▶ **The data**
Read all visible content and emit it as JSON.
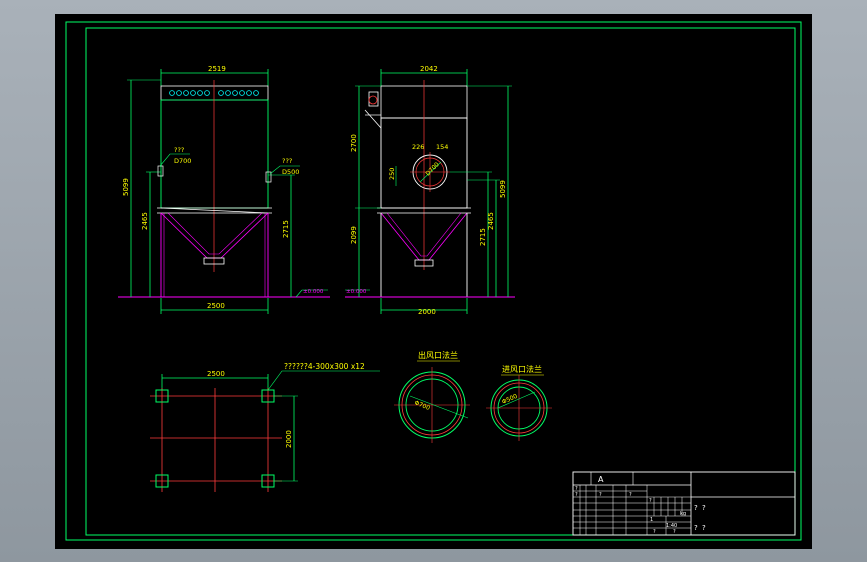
{
  "colors": {
    "paper": "#000000",
    "border": "#00ff00",
    "frame": "#00ffff",
    "center": "#ff3b3b",
    "structure": "#ffffff",
    "hopper": "#ff00ff",
    "dimension": "#00ff00",
    "text_yellow": "#ffff00",
    "text_green": "#00ff00"
  },
  "front_view": {
    "width_top": "2519",
    "width_bottom": "2500",
    "height_total": "5099",
    "height_inlet": "2465",
    "height_leg": "2715",
    "inlet_label": "???",
    "inlet_size": "D700",
    "outlet_label": "???",
    "outlet_size": "D500",
    "ground_label": "±0.000"
  },
  "side_view": {
    "width_top": "2042",
    "width_bottom": "2000",
    "height_top": "2700",
    "height_total": "5099",
    "height_inlet": "2465",
    "height_leg": "2715",
    "height_left": "2099",
    "dim_a": "226",
    "dim_b": "154",
    "dim_c": "250",
    "flange_size": "D700",
    "ground_label": "±0.000"
  },
  "plan_view": {
    "width": "2500",
    "depth": "2000",
    "anchor_label": "??????4-300x300 x12"
  },
  "flanges": {
    "inlet_title": "出风口法兰",
    "inlet_size": "Φ700",
    "outlet_title": "进风口法兰",
    "outlet_size": "Φ500"
  },
  "title_block": {
    "rev": "A",
    "r1": "?",
    "r2": "?",
    "r3": "?",
    "qmark1": "?",
    "qmark2": "?",
    "qmark3": "?",
    "qmark4": "?",
    "kg": "kg",
    "scale": "1:40",
    "count": "1",
    "seal1": "?",
    "seal2": "?",
    "seal3": "?",
    "seal4": "?"
  }
}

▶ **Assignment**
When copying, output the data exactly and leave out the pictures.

▶ **Output for this task**
Read all visible content and emit it as JSON.
{
  "colors": {
    "paper": "#000000",
    "border": "#00ff00",
    "frame": "#00ffff",
    "center": "#ff3b3b",
    "structure": "#ffffff",
    "hopper": "#ff00ff",
    "dimension": "#00ff00",
    "text_yellow": "#ffff00",
    "text_green": "#00ff00"
  },
  "front_view": {
    "width_top": "2519",
    "width_bottom": "2500",
    "height_total": "5099",
    "height_inlet": "2465",
    "height_leg": "2715",
    "inlet_label": "???",
    "inlet_size": "D700",
    "outlet_label": "???",
    "outlet_size": "D500",
    "ground_label": "±0.000"
  },
  "side_view": {
    "width_top": "2042",
    "width_bottom": "2000",
    "height_top": "2700",
    "height_total": "5099",
    "height_inlet": "2465",
    "height_leg": "2715",
    "height_left": "2099",
    "dim_a": "226",
    "dim_b": "154",
    "dim_c": "250",
    "flange_size": "D700",
    "ground_label": "±0.000"
  },
  "plan_view": {
    "width": "2500",
    "depth": "2000",
    "anchor_label": "??????4-300x300 x12"
  },
  "flanges": {
    "inlet_title": "出风口法兰",
    "inlet_size": "Φ700",
    "outlet_title": "进风口法兰",
    "outlet_size": "Φ500"
  },
  "title_block": {
    "rev": "A",
    "r1": "?",
    "r2": "?",
    "r3": "?",
    "qmark1": "?",
    "qmark2": "?",
    "qmark3": "?",
    "qmark4": "?",
    "kg": "kg",
    "scale": "1:40",
    "count": "1",
    "seal1": "?",
    "seal2": "?",
    "seal3": "?",
    "seal4": "?"
  }
}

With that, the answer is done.